WHAT IS A BARRIER ISLAND?
THE BARRIER ISLANDS in southeastern North Carolina are a
narrow, thin veneer of sand sandwiched between offshore sand-poor
areas and marsh grasses and muds on the landward side of
the island. Our simple, narrow barrier islands are termed sand-starved,
more subject to overwash than the wider barriers that
are termed complex and are more stable.
The barrier islands are comprised of sediments that have
moved landward across the continental shelf as sea levels have
risen since the last major glaciation 18,000 years ago. There is
very little new sand being added as most of the rivers carry little
sediment to the beaches. The Cape Fear has multiple dams on
the river limiting coarser sediments from moving downstream.
The sediments that compose the barriers have been mov-ing
landward over the past 10,000 years. These are termed
Holocene deposits (the youngest geologic age). There is an
effort underway to name the last several hundred years the
Anthropocene (age of humans) because of the significant
impact of humans on our changing world.
Most of our barriers are retrogradational, meaning they
are moving landward with rising seas and with storm activity
moving sand across the island in the island rollover.
When you core through the island sands you will find old
ocean sediments and just below the thin sand veneer of the
barrier you will often encounter marsh sediments. In fact,
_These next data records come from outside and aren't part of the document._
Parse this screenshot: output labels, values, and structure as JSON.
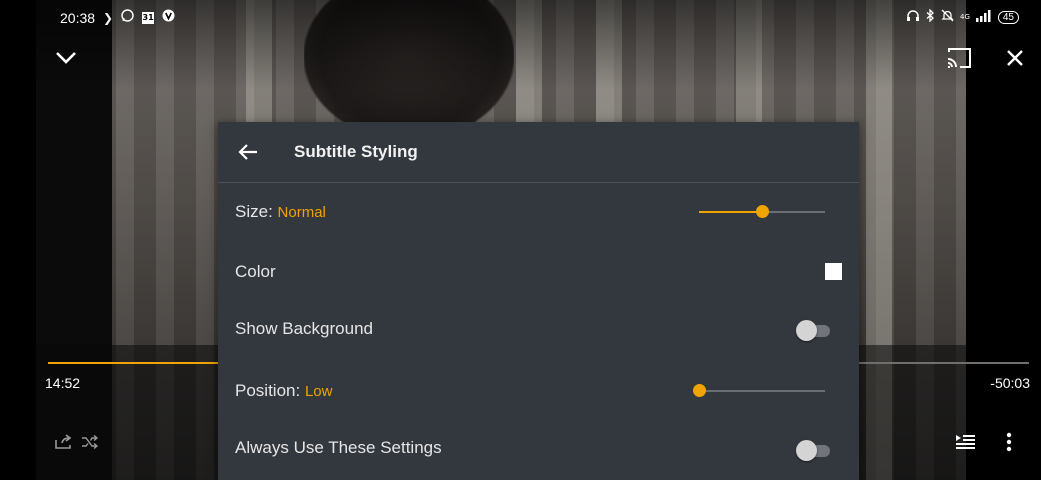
{
  "status_bar": {
    "time": "20:38",
    "notification_icons": [
      "chevron-right-icon",
      "whatsapp-icon",
      "calendar-icon",
      "vpn-icon"
    ],
    "calendar_day": "31",
    "right_icons": [
      "headphones-icon",
      "bluetooth-icon",
      "mute-icon",
      "signal-icon"
    ],
    "network": "4G",
    "battery": "45"
  },
  "player": {
    "elapsed": "14:52",
    "remaining": "-50:03",
    "progress": 0.23,
    "accent_color": "#f0a400"
  },
  "dialog": {
    "title": "Subtitle Styling",
    "size": {
      "label": "Size:",
      "value": "Normal",
      "level": 0.5
    },
    "color": {
      "label": "Color",
      "swatch": "#ffffff"
    },
    "show_background": {
      "label": "Show Background",
      "enabled": false
    },
    "position": {
      "label": "Position:",
      "value": "Low",
      "level": 0.0
    },
    "always_use": {
      "label": "Always Use These Settings",
      "enabled": false
    }
  }
}
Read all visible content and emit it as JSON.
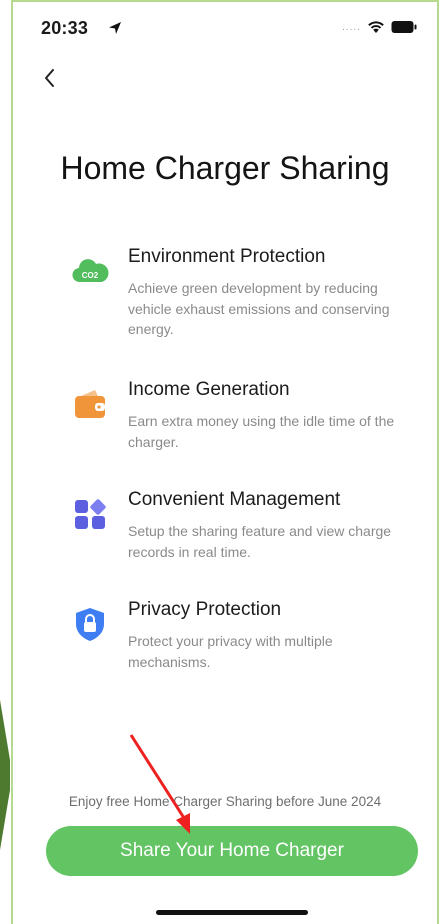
{
  "status_bar": {
    "time": "20:33",
    "signal_dots": "....."
  },
  "header": {
    "back_label": "<"
  },
  "page": {
    "title": "Home Charger Sharing"
  },
  "features": [
    {
      "icon": "co2-cloud-icon",
      "icon_text": "CO2",
      "title": "Environment Protection",
      "desc": "Achieve green development by reducing vehicle exhaust emissions and conserving energy."
    },
    {
      "icon": "wallet-icon",
      "title": "Income Generation",
      "desc": "Earn extra money using the idle time of the charger."
    },
    {
      "icon": "grid-apps-icon",
      "title": "Convenient Management",
      "desc": "Setup the sharing feature and view charge records in real time."
    },
    {
      "icon": "shield-lock-icon",
      "title": "Privacy Protection",
      "desc": "Protect your privacy with multiple mechanisms."
    }
  ],
  "footer": {
    "promo": "Enjoy free Home Charger Sharing before June 2024",
    "cta_label": "Share Your Home Charger"
  },
  "colors": {
    "accent_green": "#62c463",
    "wallet_orange": "#f0953a",
    "grid_purple": "#5b5fe0",
    "shield_blue": "#3f7ef2",
    "annotation_red": "#ee2020"
  }
}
old marsh sediments may be seen in the wave zone on several
beaches including Topsail, Masonboro and Oak islands. These
old Spartina marshes, which were once living behind the barrier
islands, have been exposed as the islands retreat landward.
The other aspect of variability both on and under our barrier
islands is the most dynamic part of the barrier island environ-ment
— the tidal inlets. These are defined by constant move-ment,
and of course today are the subject of hot debate for
shoaling and dredging, terminal groin placement, and the often-conflicting
interests of homes and ecosystems — both of which
may be in jeopardy with shifting inlets.
Wrightsville Beach certainly has abundant experience with
changing inlets. There was an inlet formerly present near the
Holiday Inn called Moore’s Inlet. It separated Wrightsville Beach
from Shell Island. When it closed in 1965, the two islands
Mason Inlet at the north end of Wrightsville Beach has a
complex history, too. It moved thousands of feet south and put
Shell Island Resort and other houses at risk in the late 1990s
and early 2000s. It was moved approximately 3,000 feet to the
north to its current location in 2002. Masonboro Inlet has been
stabilized with the construction of the north (1966) and south